| DATA |
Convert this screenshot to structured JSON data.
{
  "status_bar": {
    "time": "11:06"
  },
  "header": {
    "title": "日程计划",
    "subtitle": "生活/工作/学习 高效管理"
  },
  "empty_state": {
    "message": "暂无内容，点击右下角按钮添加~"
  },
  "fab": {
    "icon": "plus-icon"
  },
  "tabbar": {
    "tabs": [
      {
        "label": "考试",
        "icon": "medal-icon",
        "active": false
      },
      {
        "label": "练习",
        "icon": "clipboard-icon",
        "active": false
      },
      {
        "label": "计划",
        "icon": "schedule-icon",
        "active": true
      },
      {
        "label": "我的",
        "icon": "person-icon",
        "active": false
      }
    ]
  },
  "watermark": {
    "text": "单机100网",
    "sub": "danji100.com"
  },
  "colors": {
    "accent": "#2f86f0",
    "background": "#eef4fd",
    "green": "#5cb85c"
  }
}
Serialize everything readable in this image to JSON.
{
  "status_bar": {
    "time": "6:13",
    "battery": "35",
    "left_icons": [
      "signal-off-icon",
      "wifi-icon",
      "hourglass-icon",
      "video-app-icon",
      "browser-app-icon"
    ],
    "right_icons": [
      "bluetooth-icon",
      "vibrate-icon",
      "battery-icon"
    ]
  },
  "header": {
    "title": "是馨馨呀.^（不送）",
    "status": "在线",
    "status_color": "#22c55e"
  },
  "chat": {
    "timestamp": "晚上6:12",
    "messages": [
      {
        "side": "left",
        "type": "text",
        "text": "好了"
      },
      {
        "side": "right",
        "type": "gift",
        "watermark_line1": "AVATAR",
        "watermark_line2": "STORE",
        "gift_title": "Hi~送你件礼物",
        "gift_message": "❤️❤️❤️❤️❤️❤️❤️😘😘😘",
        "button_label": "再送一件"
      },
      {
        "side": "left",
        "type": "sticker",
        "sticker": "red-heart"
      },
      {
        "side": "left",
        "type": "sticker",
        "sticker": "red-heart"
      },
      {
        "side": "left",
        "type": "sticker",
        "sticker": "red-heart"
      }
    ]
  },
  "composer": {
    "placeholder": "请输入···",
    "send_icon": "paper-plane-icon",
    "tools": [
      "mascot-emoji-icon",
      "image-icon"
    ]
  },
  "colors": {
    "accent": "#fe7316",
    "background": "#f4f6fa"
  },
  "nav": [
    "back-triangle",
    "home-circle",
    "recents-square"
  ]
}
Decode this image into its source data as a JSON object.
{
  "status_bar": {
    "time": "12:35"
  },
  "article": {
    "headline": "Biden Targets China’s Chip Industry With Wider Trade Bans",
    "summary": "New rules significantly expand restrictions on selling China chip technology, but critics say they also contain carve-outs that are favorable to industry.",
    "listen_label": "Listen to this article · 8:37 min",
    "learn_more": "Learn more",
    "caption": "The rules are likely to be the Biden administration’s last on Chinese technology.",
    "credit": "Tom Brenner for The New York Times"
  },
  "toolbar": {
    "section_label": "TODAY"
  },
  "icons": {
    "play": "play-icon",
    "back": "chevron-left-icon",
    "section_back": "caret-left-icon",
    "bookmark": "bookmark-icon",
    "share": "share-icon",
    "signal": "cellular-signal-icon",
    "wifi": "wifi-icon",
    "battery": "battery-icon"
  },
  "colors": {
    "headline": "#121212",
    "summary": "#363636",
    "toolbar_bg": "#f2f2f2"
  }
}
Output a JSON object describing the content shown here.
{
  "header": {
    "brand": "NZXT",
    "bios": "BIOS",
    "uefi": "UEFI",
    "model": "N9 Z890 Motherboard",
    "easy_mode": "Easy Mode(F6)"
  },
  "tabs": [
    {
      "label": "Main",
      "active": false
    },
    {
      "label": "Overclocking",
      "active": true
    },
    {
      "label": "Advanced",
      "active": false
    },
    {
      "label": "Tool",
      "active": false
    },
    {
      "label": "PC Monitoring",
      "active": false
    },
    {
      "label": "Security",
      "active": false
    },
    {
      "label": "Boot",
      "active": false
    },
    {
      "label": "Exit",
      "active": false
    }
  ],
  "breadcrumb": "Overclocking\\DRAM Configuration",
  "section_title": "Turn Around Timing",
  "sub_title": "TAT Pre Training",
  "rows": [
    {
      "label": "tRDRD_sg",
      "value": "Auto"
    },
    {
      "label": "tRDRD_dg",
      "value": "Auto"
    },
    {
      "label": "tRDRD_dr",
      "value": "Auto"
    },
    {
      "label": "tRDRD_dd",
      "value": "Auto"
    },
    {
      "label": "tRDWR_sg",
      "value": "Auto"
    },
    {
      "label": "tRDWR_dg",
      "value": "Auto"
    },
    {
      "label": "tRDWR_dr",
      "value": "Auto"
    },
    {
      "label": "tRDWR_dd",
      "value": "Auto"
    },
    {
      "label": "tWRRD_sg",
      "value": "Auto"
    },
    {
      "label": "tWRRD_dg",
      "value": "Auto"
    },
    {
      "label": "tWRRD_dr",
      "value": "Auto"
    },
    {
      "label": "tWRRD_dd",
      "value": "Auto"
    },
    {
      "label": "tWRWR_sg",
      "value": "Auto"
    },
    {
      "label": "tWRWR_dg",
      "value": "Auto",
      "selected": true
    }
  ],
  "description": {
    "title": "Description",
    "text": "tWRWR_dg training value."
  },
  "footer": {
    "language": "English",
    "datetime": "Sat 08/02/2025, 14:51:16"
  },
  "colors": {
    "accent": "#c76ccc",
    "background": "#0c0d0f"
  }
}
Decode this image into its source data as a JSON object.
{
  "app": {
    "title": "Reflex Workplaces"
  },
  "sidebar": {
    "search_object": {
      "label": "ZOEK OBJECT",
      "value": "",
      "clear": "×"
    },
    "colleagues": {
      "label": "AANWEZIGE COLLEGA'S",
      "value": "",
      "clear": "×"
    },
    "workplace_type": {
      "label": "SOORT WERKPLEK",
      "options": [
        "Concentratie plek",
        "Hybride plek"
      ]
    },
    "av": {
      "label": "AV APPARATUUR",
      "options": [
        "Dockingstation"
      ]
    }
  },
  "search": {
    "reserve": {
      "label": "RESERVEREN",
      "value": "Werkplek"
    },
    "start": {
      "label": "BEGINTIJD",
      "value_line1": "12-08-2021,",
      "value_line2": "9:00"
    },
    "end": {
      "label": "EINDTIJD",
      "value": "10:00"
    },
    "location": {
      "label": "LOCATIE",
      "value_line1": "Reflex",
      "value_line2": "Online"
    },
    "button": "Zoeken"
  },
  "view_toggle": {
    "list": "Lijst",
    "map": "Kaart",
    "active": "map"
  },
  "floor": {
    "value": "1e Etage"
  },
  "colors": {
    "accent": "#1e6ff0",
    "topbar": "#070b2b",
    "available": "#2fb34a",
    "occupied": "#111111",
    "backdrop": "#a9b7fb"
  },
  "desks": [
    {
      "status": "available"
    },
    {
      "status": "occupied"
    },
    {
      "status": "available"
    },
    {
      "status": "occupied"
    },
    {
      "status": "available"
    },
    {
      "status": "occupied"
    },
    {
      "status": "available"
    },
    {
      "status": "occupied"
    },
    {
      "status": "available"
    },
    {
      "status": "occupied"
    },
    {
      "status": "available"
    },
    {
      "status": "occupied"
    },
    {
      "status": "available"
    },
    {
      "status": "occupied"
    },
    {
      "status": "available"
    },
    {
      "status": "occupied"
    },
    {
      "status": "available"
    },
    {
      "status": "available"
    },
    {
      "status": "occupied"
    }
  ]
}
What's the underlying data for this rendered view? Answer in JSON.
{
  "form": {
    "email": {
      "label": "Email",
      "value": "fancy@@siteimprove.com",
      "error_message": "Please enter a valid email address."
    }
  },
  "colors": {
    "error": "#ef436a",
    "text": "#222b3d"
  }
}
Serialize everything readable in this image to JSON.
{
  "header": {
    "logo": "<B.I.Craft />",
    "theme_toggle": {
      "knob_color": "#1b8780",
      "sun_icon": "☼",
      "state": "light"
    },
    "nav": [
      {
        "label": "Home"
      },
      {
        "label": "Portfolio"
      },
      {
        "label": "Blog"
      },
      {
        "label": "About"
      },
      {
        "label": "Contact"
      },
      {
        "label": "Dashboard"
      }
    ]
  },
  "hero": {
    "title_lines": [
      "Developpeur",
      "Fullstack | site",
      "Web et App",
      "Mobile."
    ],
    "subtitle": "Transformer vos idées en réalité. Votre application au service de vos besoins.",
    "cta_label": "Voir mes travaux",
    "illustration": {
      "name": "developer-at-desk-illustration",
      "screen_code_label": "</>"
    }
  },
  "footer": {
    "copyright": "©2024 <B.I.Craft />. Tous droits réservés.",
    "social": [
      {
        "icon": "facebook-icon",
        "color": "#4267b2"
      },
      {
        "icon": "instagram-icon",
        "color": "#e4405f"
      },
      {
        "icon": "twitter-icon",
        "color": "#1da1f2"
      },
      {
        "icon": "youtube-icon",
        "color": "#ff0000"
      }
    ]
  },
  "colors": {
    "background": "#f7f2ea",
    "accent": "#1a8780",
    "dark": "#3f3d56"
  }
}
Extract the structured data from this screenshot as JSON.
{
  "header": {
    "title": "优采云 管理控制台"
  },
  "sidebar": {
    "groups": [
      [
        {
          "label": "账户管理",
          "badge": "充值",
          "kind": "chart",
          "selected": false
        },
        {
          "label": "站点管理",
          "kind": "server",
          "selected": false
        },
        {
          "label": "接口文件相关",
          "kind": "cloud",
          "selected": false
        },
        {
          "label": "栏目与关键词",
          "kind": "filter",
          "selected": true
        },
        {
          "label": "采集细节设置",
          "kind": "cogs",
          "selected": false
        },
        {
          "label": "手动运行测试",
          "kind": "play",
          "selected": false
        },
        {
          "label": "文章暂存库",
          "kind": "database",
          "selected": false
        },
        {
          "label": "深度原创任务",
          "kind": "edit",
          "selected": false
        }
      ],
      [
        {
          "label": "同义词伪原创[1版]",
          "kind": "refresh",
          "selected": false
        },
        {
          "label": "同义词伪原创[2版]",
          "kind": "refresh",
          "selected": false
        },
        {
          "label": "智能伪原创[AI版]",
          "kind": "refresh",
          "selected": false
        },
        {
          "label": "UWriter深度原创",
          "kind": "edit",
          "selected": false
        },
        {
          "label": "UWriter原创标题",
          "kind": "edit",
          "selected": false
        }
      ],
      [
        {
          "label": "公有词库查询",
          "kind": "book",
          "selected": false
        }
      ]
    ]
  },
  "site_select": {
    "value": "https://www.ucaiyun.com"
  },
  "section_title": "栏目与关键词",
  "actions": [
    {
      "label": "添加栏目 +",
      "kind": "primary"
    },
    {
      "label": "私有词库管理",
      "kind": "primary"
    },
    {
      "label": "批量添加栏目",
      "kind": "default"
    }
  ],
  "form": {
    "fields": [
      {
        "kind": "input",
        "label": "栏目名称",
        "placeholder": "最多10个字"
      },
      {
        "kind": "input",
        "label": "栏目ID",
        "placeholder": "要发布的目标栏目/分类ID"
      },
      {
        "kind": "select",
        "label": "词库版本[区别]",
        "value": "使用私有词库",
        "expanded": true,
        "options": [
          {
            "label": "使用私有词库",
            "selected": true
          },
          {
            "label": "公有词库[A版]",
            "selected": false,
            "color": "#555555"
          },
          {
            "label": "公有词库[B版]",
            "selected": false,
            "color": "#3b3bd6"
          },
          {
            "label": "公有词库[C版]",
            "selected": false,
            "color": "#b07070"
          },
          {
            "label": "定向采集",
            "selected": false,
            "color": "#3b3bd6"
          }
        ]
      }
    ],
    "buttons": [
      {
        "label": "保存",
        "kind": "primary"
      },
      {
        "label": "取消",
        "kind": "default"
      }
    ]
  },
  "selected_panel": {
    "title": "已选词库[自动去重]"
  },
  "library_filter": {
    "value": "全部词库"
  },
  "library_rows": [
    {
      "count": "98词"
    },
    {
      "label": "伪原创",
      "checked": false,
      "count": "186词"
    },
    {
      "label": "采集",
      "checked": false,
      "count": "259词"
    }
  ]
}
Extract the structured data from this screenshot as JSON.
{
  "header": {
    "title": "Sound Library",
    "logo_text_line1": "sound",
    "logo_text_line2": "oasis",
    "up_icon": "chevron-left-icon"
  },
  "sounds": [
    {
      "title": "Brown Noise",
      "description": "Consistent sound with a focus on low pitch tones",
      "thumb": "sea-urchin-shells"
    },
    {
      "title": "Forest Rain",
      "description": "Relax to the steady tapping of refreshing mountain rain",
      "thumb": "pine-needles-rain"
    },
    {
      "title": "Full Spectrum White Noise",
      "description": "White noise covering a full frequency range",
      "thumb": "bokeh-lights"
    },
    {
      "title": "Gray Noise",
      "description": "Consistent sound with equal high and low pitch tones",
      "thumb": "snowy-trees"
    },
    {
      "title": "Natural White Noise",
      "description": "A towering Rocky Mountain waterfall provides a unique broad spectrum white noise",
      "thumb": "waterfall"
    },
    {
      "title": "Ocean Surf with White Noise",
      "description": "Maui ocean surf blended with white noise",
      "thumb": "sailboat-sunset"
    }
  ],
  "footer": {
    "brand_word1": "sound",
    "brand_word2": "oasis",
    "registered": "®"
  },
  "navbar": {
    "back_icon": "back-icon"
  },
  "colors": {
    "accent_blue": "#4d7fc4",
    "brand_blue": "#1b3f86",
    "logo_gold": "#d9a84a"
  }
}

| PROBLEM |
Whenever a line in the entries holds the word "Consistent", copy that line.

| SOLUTION FOR THIS TASK |
      "description": "Consistent sound with a focus on low pitch tones",
      "description": "Consistent sound with equal high and low pitch tones",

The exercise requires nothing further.